“No one makes money,” said Hopkins, who financed the project. “Everybody can feel like they contributed something.”






The Pills are one of 27 bands featured in “The Whole Enchilada: The History of Desert Rock, Tucson, Arizona, 1978-1994.”




“It’s incredible. The whole production, I am so impressed,” said Hopkins’s Sidewinders bandmate David Slutes, the Hotel Congress music director. “I called Rich and said I am so proud of it. It’s a real document and I think people are really going to enjoy it. It’s a wonderful little document of Tucson’s music history.”

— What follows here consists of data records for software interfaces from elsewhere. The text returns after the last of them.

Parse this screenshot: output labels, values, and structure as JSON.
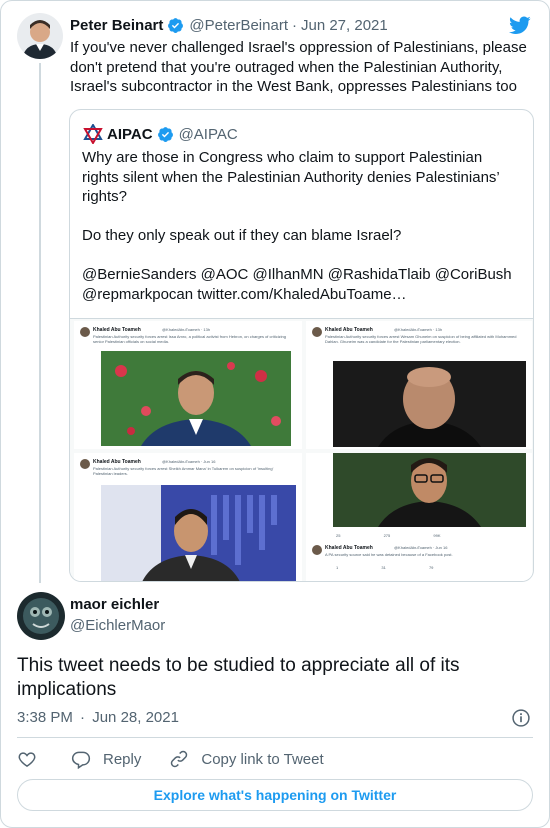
{
  "parent_tweet": {
    "author_name": "Peter Beinart",
    "handle": "@PeterBeinart",
    "separator": "·",
    "date": "Jun 27, 2021",
    "text": "If you've never challenged Israel's oppression of Palestinians, please don't pretend that you're outraged when the Palestinian Authority, Israel's subcontractor in the West Bank, oppresses Palestinians too",
    "verified_icon": "verified-badge-icon"
  },
  "quoted_tweet": {
    "author_name": "AIPAC",
    "handle": "@AIPAC",
    "text": "Why are those in Congress who claim to support Palestinian rights silent when the Palestinian Authority denies Palestinians’ rights?\n\nDo they only speak out if they can blame Israel?\n\n@BernieSanders @AOC @IlhanMN @RashidaTlaib @CoriBush @repmarkpocan twitter.com/KhaledAbuToame…",
    "media_cards": [
      {
        "author": "Khaled Abu Toameh",
        "meta": "@KhaledAbuToameh · 13h",
        "text": "Palestinian Authority security forces arrest Issa Amro, a political activist from Hebron, on charges of criticizing senior Palestinian officials on social media."
      },
      {
        "author": "Khaled Abu Toameh",
        "meta": "@KhaledAbuToameh · 13h",
        "text": "Palestinian Authority security forces arrest Wesam Ghuneim on suspicion of being affiliated with Mohammed Dahlan. Ghuneim was a candidate for the Palestinian parliamentary election."
      },
      {
        "author": "Khaled Abu Toameh",
        "meta": "@KhaledAbuToameh · Jun 16",
        "text": "Palestinian Authority security forces arrest Sheikh Ammar Mana' in Tulkarem on suspicion of 'insulting' Palestinian leaders."
      },
      {
        "author": "Khaled Abu Toameh",
        "meta": "@KhaledAbuToameh · Jun 16",
        "text": "A PA security source said he was detained because of a Facebook post."
      }
    ],
    "card_stats_top": [
      "25",
      "275",
      "99K"
    ],
    "card_stats_bottom": [
      "1",
      "31",
      "79"
    ]
  },
  "reply_tweet": {
    "author_name": "maor eichler",
    "handle": "@EichlerMaor",
    "text": "This tweet needs to be studied to appreciate all of its implications",
    "time": "3:38 PM",
    "separator": "·",
    "date": "Jun 28, 2021"
  },
  "actions": {
    "reply_label": "Reply",
    "copy_link_label": "Copy link to Tweet"
  },
  "footer": {
    "explore_label": "Explore what's happening on Twitter"
  },
  "colors": {
    "twitter_blue": "#1d9bf0",
    "text_primary": "#0f1419",
    "text_secondary": "#536471",
    "border": "#cfd9de"
  }
}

“The Whole Enchilada” release party will feature performances from members of several of the bands profiled in the book:

Howe Gelb and Giant Sand, which started life as Giant Sandworms with the late Rainer Ptacek

Hopkins’s Sidewinders, with founding frontman Slutes

River Roses, who member Chris Holiman said in the book had arguably the most “consistent and fervent following” courtesy the songwriting/vocal chops of Holiman and Caitlin von Schmidt

Von Schmidt, who put out a single solo album after leaving the band

Comic singer-songwriter Fish Karma (aka Terry Owen), who recorded a dozen albums with song titles that ran from “Rockin’ and Rollin’ with Little Baby Jesus” (“Sunnyslope”) to “Swap Meet Woman” (“To Hell With Love, I’m Going Bowling”)

The legendary Chuck Wagon and the Wheels, who Hopkins said was on top of Tucson’s musical food chain with George Hawke and Dusty Chaps and Ned Sutton, who died last September at 73

Drummer Van Christian’s Naked Prey, which recorded a few albums on small indie labels and had a song, “The Story Never Ends,” featured on the TV show “Miami Vice.” Christian also was a member of the Serfers.

The metal-tinged, rootsy country rock band Gila Bend featuring Al Perry, James Blackhall, Loren Dircks and Tommy Larkins

Billy Sedlmayr, who has deeply planted Tucson music roots that include playing with Giant Sandworms

And the blues and rock jam band Wayback Machine, which technically doesn’t fit into the 1978-94 timeframe — they got together at the tail end of the 1990s — but whose members certainly had ties to that era

“(The concert) reminds me very much of the very first HoCo fest back in 2005,” Slutes said of the lineup, which he helped arrange. “It really resonated with me because of that, all of the music that a lot of the people grew up on here.”






The New Drakes are featured in “The Whole Enchilada: The History of Desert Rock, Tucson, Arizona, 1978-1994.”




HoCo fest at Hotel Congress, which featured local bands alongside national touring acts, was last held in 2019.

Saturday’s all-ages concert begins at 4 p.m. on the Hotel Congress Plaza, 311 E. Congress St. Tickets are $18 in advance through hotelcongress.com; it’s $20 day of show.

Copies of “The Whole Enchilada” will be available for sale ($50) and T-shirts and band posters also will be on sale. The Plaza Eats food truck, which is part of Hotel Congress, will have enchiladas for sale.

Contact reporter Cathalena E. Burch at [email protected] On Twitter @Starburch